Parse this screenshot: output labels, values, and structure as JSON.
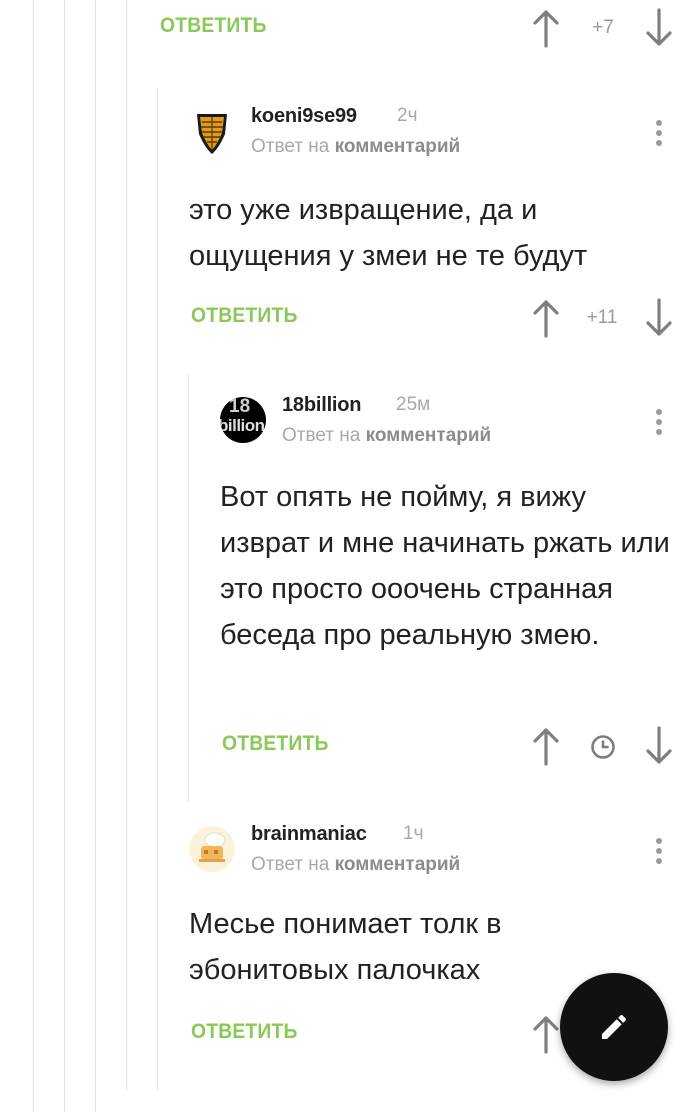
{
  "colors": {
    "reply_green": "#8ac858",
    "muted_gray": "#9a9a9a",
    "text": "#222222",
    "fab": "#111111"
  },
  "top_row": {
    "reply_label": "ОТВЕТИТЬ",
    "score": "+7"
  },
  "comments": [
    {
      "author": "koeni9se99",
      "time": "2ч",
      "answer_prefix": "Ответ на",
      "answer_link": "комментарий",
      "text": "это уже извращение, да и ощущения у змеи не те будут",
      "avatar_icon": "koenigsegg-shield-avatar",
      "reply_label": "ОТВЕТИТЬ",
      "score": "+11"
    },
    {
      "author": "18billion",
      "time": "25м",
      "answer_prefix": "Ответ на",
      "answer_link": "комментарий",
      "text": "Вот опять не пойму, я вижу изврат и мне начинать ржать или это просто ооочень странная беседа про реальную змею.",
      "avatar_icon": "18billion-avatar",
      "avatar_text_1": "18",
      "avatar_text_2": "billion",
      "reply_label": "ОТВЕТИТЬ",
      "score_icon": "clock-icon"
    },
    {
      "author": "brainmaniac",
      "time": "1ч",
      "answer_prefix": "Ответ на",
      "answer_link": "комментарий",
      "text": "Месье понимает толк в эбонитовых палочках",
      "avatar_icon": "chef-cartoon-avatar",
      "reply_label": "ОТВЕТИТЬ"
    }
  ],
  "fab": {
    "icon": "pencil-icon"
  }
}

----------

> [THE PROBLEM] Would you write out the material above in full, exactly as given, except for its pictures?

> [RESULT OF THE TASK]
Parse this screenshot: output labels, values, and structure as JSON.
{
  "colors": {
    "reply_green": "#8ac858",
    "muted_gray": "#9a9a9a",
    "text": "#222222",
    "fab": "#111111"
  },
  "top_row": {
    "reply_label": "ОТВЕТИТЬ",
    "score": "+7"
  },
  "comments": [
    {
      "author": "koeni9se99",
      "time": "2ч",
      "answer_prefix": "Ответ на",
      "answer_link": "комментарий",
      "text": "это уже извращение, да и ощущения у змеи не те будут",
      "avatar_icon": "koenigsegg-shield-avatar",
      "reply_label": "ОТВЕТИТЬ",
      "score": "+11"
    },
    {
      "author": "18billion",
      "time": "25м",
      "answer_prefix": "Ответ на",
      "answer_link": "комментарий",
      "text": "Вот опять не пойму, я вижу изврат и мне начинать ржать или это просто ооочень странная беседа про реальную змею.",
      "avatar_icon": "18billion-avatar",
      "avatar_text_1": "18",
      "avatar_text_2": "billion",
      "reply_label": "ОТВЕТИТЬ",
      "score_icon": "clock-icon"
    },
    {
      "author": "brainmaniac",
      "time": "1ч",
      "answer_prefix": "Ответ на",
      "answer_link": "комментарий",
      "text": "Месье понимает толк в эбонитовых палочках",
      "avatar_icon": "chef-cartoon-avatar",
      "reply_label": "ОТВЕТИТЬ"
    }
  ],
  "fab": {
    "icon": "pencil-icon"
  }
}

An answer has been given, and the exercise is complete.